Work to complete: Look through the data for the string "Netzwerkschutz". Copy every line where it is found.

Input data:
<<<<

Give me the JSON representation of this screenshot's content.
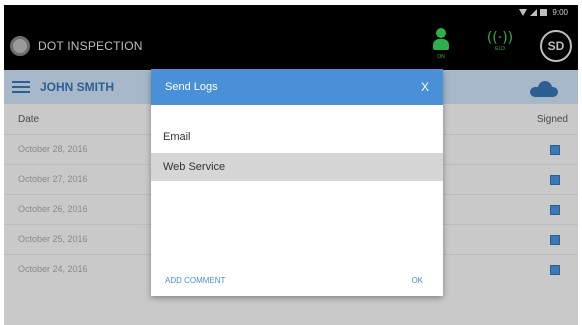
{
  "status_bar": {
    "time": "9:00"
  },
  "app_bar": {
    "title": "DOT INSPECTION",
    "driver_status_label": "ON",
    "signal_label": "ELD",
    "badge": "SD"
  },
  "toolbar": {
    "driver_name": "JOHN SMITH"
  },
  "logs": {
    "columns": {
      "date": "Date",
      "signed": "Signed"
    },
    "rows": [
      {
        "date": "October 28, 2016",
        "signed": true
      },
      {
        "date": "October 27, 2016",
        "signed": true
      },
      {
        "date": "October 26, 2016",
        "signed": true
      },
      {
        "date": "October 25, 2016",
        "signed": true
      },
      {
        "date": "October 24, 2016",
        "signed": true
      }
    ]
  },
  "dialog": {
    "title": "Send Logs",
    "close": "X",
    "options": [
      {
        "label": "Email",
        "selected": false
      },
      {
        "label": "Web Service",
        "selected": true
      }
    ],
    "add_comment": "ADD COMMENT",
    "ok": "OK"
  },
  "colors": {
    "dialog_header": "#4a90d9",
    "toolbar_text": "#2d5f93",
    "status_green": "#2fae4e",
    "checkbox": "#3b78b7"
  }
}
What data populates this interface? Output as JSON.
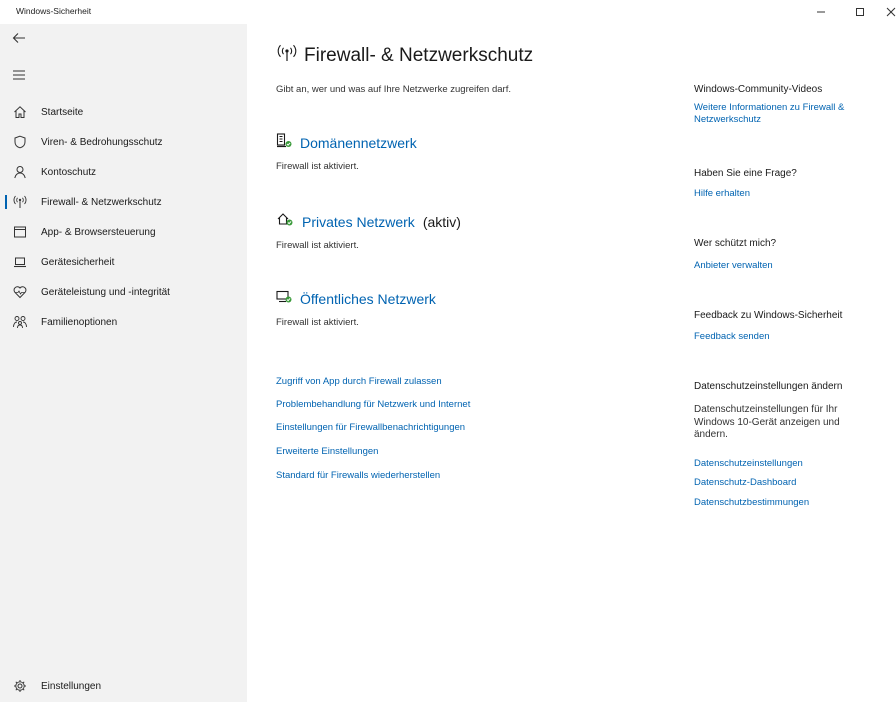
{
  "window": {
    "title": "Windows-Sicherheit",
    "controls": {
      "minimize": "–",
      "maximize": "☐",
      "close": "✕"
    }
  },
  "sidebar": {
    "back_icon": "arrow-left-icon",
    "menu_icon": "hamburger-icon",
    "items": [
      {
        "label": "Startseite",
        "icon": "home-icon"
      },
      {
        "label": "Viren- & Bedrohungsschutz",
        "icon": "shield-icon"
      },
      {
        "label": "Kontoschutz",
        "icon": "person-icon"
      },
      {
        "label": "Firewall- & Netzwerkschutz",
        "icon": "antenna-icon",
        "active": true
      },
      {
        "label": "App- & Browsersteuerung",
        "icon": "browser-window-icon"
      },
      {
        "label": "Gerätesicherheit",
        "icon": "laptop-icon"
      },
      {
        "label": "Geräteleistung und -integrität",
        "icon": "heart-pulse-icon"
      },
      {
        "label": "Familienoptionen",
        "icon": "family-icon"
      }
    ],
    "settings": {
      "label": "Einstellungen",
      "icon": "gear-icon"
    }
  },
  "main": {
    "title": "Firewall- & Netzwerkschutz",
    "subtitle": "Gibt an, wer und was auf Ihre Netzwerke zugreifen darf.",
    "networks": [
      {
        "name": "Domänennetzwerk",
        "extra": "",
        "status": "Firewall ist aktiviert.",
        "icon": "domain-network-icon"
      },
      {
        "name": "Privates Netzwerk",
        "extra": "(aktiv)",
        "status": "Firewall ist aktiviert.",
        "icon": "private-network-icon"
      },
      {
        "name": "Öffentliches Netzwerk",
        "extra": "",
        "status": "Firewall ist aktiviert.",
        "icon": "public-network-icon"
      }
    ],
    "links": [
      "Zugriff von App durch Firewall zulassen",
      "Problembehandlung für Netzwerk und Internet",
      "Einstellungen für Firewallbenachrichtigungen",
      "Erweiterte Einstellungen",
      "Standard für Firewalls wiederherstellen"
    ]
  },
  "right_panel": {
    "videos": {
      "heading": "Windows-Community-Videos",
      "link": "Weitere Informationen zu Firewall & Netzwerkschutz"
    },
    "question": {
      "heading": "Haben Sie eine Frage?",
      "link": "Hilfe erhalten"
    },
    "protection": {
      "heading": "Wer schützt mich?",
      "link": "Anbieter verwalten"
    },
    "feedback": {
      "heading": "Feedback zu Windows-Sicherheit",
      "link": "Feedback senden"
    },
    "privacy": {
      "heading": "Datenschutzeinstellungen ändern",
      "text": "Datenschutzeinstellungen für Ihr Windows 10-Gerät anzeigen und ändern.",
      "links": [
        "Datenschutzeinstellungen",
        "Datenschutz-Dashboard",
        "Datenschutzbestimmungen"
      ]
    }
  },
  "colors": {
    "accent": "#0063b1",
    "sidebar_bg": "#f2f2f2",
    "status_green": "#3a9a3a"
  }
}
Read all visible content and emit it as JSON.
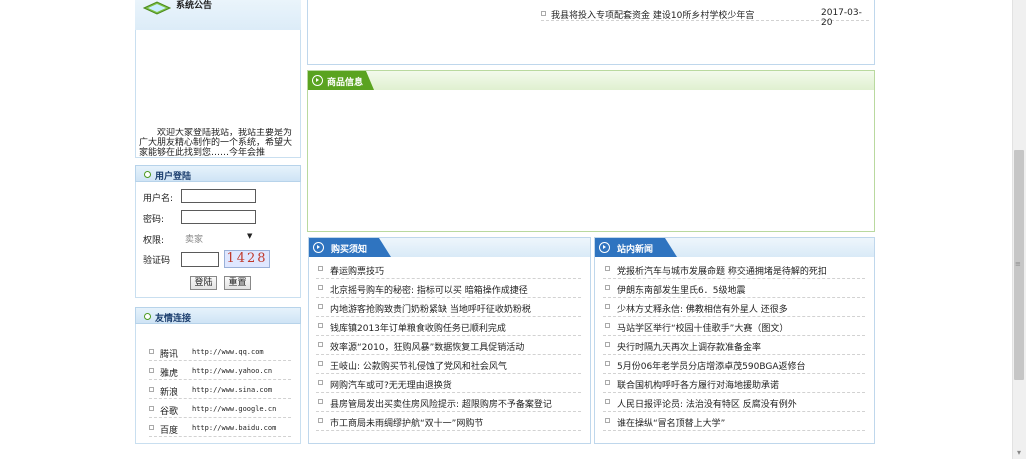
{
  "notice": {
    "title": "系统公告",
    "text": "欢迎大家登陆我站，我站主要是为广大朋友精心制作的一个系统，希望大家能够在此找到您……今年会推"
  },
  "login": {
    "title": "用户登陆",
    "username_label": "用户名:",
    "password_label": "密码:",
    "role_label": "权限:",
    "role_value": "卖家",
    "captcha_label": "验证码",
    "captcha_code": "1428",
    "login_button": "登陆",
    "reset_button": "重置"
  },
  "friend_links": {
    "title": "友情连接",
    "items": [
      {
        "name": "腾讯",
        "url": "http://www.qq.com"
      },
      {
        "name": "雅虎",
        "url": "http://www.yahoo.cn"
      },
      {
        "name": "新浪",
        "url": "http://www.sina.com"
      },
      {
        "name": "谷歌",
        "url": "http://www.google.cn"
      },
      {
        "name": "百度",
        "url": "http://www.baidu.com"
      }
    ]
  },
  "top_news": {
    "title": "我县将投入专项配套资金 建设10所乡村学校少年宫",
    "date": "2017-03-20"
  },
  "goods": {
    "title": "商品信息"
  },
  "purchase_notice": {
    "title": "购买须知",
    "items": [
      "春运购票技巧",
      "北京摇号购车的秘密: 指标可以买 暗箱操作成捷径",
      "内地游客抢购致贵门奶粉紧缺 当地呼吁征收奶粉税",
      "钱库镇2013年订单粮食收购任务已顺利完成",
      "效率源“2010，狂购风暴”数据恢复工具促销活动",
      "王岐山: 公款购买节礼侵蚀了党风和社会风气",
      "网购汽车或可?无无理由退换货",
      "县房管局发出买卖住房风险提示: 超限购房不予备案登记",
      "市工商局未雨绸缪护航“双十一”网购节"
    ]
  },
  "site_news": {
    "title": "站内新闻",
    "items": [
      "党报析汽车与城市发展命题 称交通拥堵是待解的死扣",
      "伊朗东南部发生里氏6．5级地震",
      "少林方丈释永信: 佛教相信有外星人 还很多",
      "马站学区举行“校园十佳歌手”大赛（图文）",
      "央行时隔九天再次上调存款准备金率",
      "5月份06年老学员分店增添卓茂590BGA返修台",
      "联合国机构呼吁各方履行对海地援助承诺",
      "人民日报评论员: 法治没有特区 反腐没有例外",
      "谁在操纵“冒名顶替上大学”"
    ]
  },
  "colors": {
    "panel_border": "#bfd7ec",
    "tab_blue": "#2f74c0",
    "tab_green": "#5aa320",
    "captcha_bg": "#dfe7ff"
  }
}
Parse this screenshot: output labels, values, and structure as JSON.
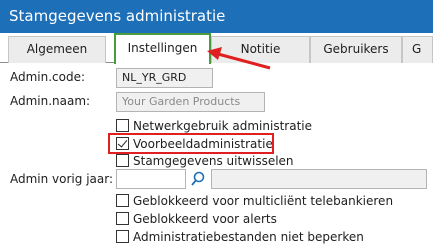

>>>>

Task output:
        "label": "Firewall- & Netzwerkschutz",
    "title": "Firewall- & Netzwerkschutz",
      "link": "Weitere Informationen zu Firewall & Netzwerkschutz"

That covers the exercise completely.